Continuous Deployment (CD) and Test-Driven Development (TDD) are two of the most powerful practices we use at Industrial Logic.
Both of these practices help us rapidly deliver value to users while significantly reducing the stress of programming and releasing to our production environment.
Over the past year, I've been observing how CD has changed the way we work, especially how we program.
One of the most significant changes CD has had on our working style is how we practice TDD.
Being long-time practitioners of Extreme Programming, we are used to continuously integrating all day long. However, when you're doing CD, every integration goes live (provided it passes the tests).
Does that mean you now TDD code for longer periods of time without integrating?
Not at all. We integrate as much as we ever did before we introduced CD.
When TDDing code, we stop every now and then to decide if we can safely release what we've built. Much of the time, we can, even if it is unfinished
. This means that our TDD rhythm isn't always RED
. Sometimes it is RED
. And right after doing that, we may engage in several cycles of REFACTOR
By making it painless to release early and often, CD changes how we evolve production code.
I often say that evolutionary design is one of the most important practices in being Agile. TDD is a great tool for practicing evolutionary design. Combine it with CD and you get an even better way to evolve your software.
My colleagues and I have been working on a Continuous Deployment eLearning album.
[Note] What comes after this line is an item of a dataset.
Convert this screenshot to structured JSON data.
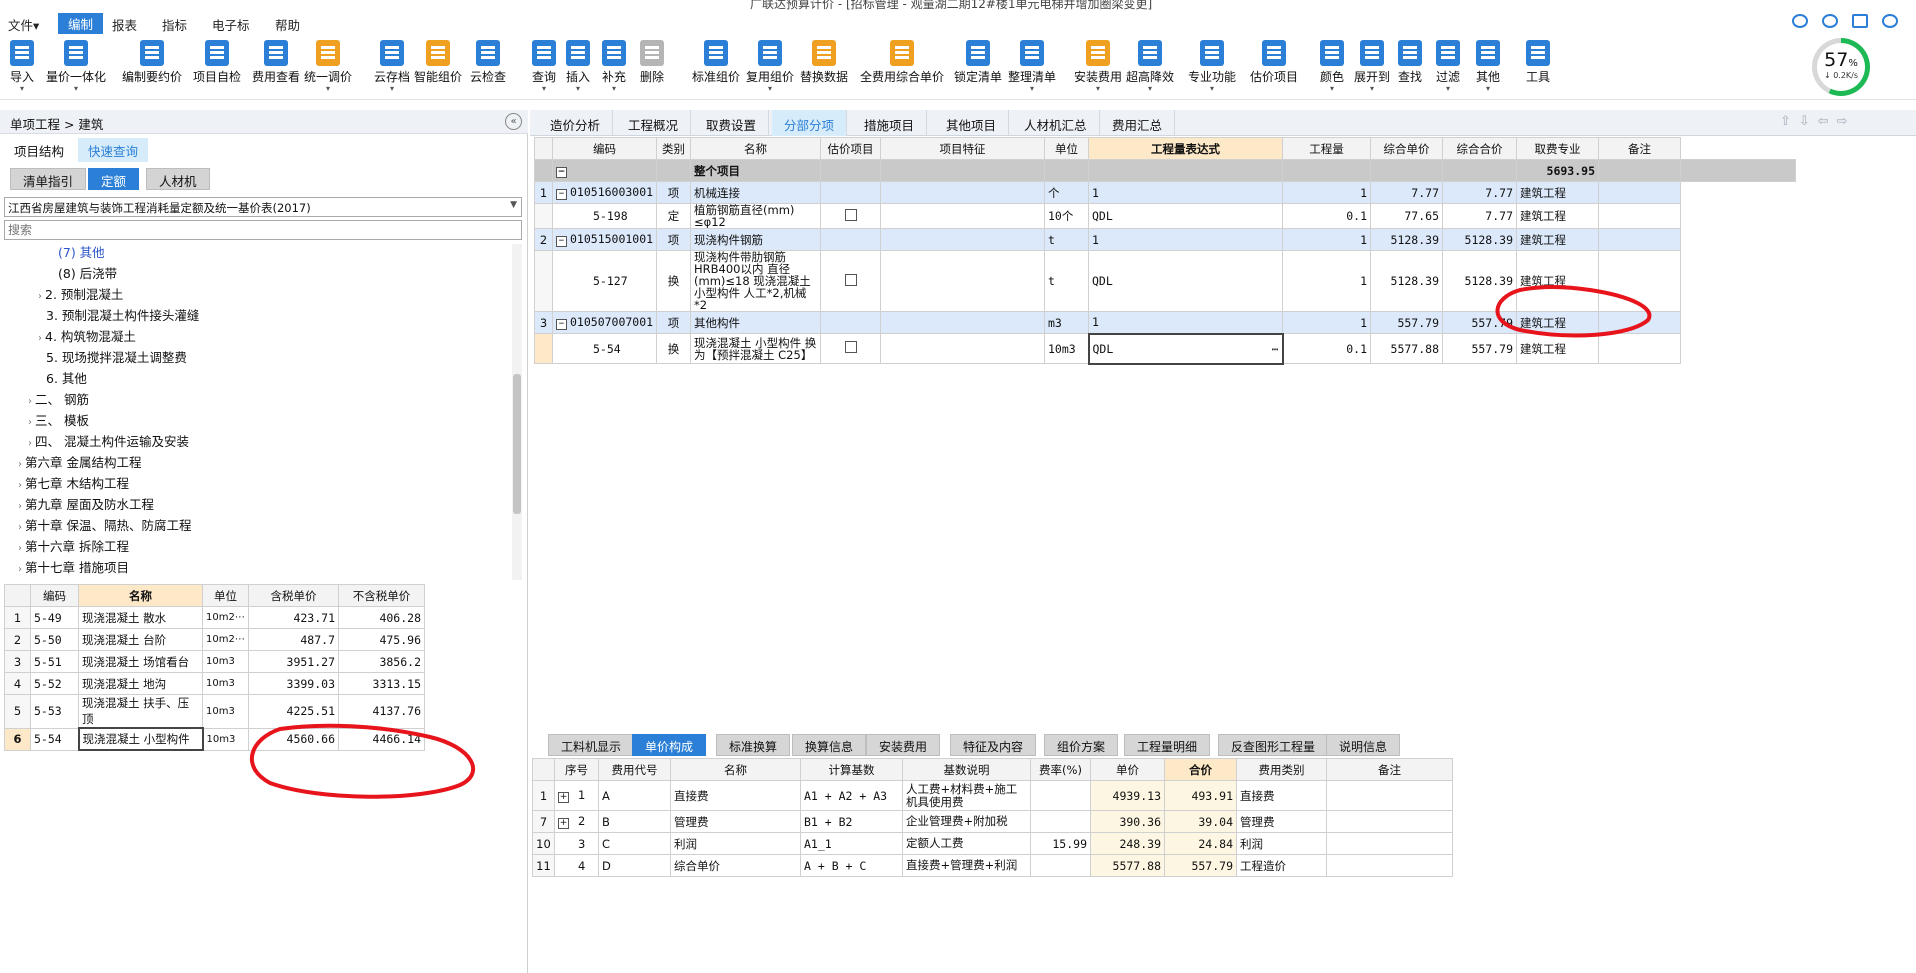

If you'd like to know when it is available, follow me on twitter (@JoshuaKerievsky